*** Provided data ***
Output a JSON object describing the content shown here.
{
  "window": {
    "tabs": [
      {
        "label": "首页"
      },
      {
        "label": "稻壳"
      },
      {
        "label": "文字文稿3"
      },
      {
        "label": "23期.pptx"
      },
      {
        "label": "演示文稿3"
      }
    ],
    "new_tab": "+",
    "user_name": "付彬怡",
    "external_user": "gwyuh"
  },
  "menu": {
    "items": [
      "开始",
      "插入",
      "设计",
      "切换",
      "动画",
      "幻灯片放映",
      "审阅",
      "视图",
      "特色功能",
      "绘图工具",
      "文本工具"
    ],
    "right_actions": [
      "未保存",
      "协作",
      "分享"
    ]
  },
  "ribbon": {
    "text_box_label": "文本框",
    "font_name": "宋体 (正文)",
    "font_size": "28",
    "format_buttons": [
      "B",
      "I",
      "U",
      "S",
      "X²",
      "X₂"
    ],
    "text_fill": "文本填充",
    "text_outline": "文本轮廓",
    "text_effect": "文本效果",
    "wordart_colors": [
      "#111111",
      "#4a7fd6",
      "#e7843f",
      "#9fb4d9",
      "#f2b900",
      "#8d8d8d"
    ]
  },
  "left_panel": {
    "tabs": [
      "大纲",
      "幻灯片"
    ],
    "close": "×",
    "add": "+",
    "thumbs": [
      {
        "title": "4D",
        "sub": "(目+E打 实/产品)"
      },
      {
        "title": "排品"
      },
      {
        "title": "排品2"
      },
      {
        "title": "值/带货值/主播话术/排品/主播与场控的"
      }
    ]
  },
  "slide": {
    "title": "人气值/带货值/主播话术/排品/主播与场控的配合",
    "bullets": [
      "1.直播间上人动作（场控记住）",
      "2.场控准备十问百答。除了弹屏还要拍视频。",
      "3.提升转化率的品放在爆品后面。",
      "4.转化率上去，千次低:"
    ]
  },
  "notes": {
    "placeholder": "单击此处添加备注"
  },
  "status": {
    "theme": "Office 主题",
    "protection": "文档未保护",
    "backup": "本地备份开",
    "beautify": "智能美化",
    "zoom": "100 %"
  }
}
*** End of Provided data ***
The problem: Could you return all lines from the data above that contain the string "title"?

Exercise answer:
        "title": "4D",
        "title": "排品"
        "title": "排品2"
        "title": "值/带货值/主播话术/排品/主播与场控的"
    "title": "人气值/带货值/主播话术/排品/主播与场控的配合",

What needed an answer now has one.